Dataset rows describing interfaces
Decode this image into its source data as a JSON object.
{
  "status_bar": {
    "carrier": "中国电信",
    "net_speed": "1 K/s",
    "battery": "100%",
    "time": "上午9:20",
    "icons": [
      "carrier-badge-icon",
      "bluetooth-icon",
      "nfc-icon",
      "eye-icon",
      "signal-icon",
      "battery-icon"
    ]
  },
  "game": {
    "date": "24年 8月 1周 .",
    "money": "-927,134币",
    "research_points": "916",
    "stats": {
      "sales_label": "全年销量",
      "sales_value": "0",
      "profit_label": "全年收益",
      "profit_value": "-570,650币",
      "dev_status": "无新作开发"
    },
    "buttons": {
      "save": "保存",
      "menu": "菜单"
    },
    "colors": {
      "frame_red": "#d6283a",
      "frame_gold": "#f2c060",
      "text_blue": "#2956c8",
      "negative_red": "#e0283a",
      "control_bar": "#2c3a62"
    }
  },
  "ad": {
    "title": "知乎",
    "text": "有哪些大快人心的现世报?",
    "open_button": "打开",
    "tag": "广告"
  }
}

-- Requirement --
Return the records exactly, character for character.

-- Output of the task --
Decode this image into its source data as a JSON object.
{
  "status_bar": {
    "carrier": "中国电信",
    "net_speed": "1 K/s",
    "battery": "100%",
    "time": "上午9:20",
    "icons": [
      "carrier-badge-icon",
      "bluetooth-icon",
      "nfc-icon",
      "eye-icon",
      "signal-icon",
      "battery-icon"
    ]
  },
  "game": {
    "date": "24年 8月 1周 .",
    "money": "-927,134币",
    "research_points": "916",
    "stats": {
      "sales_label": "全年销量",
      "sales_value": "0",
      "profit_label": "全年收益",
      "profit_value": "-570,650币",
      "dev_status": "无新作开发"
    },
    "buttons": {
      "save": "保存",
      "menu": "菜单"
    },
    "colors": {
      "frame_red": "#d6283a",
      "frame_gold": "#f2c060",
      "text_blue": "#2956c8",
      "negative_red": "#e0283a",
      "control_bar": "#2c3a62"
    }
  },
  "ad": {
    "title": "知乎",
    "text": "有哪些大快人心的现世报?",
    "open_button": "打开",
    "tag": "广告"
  }
}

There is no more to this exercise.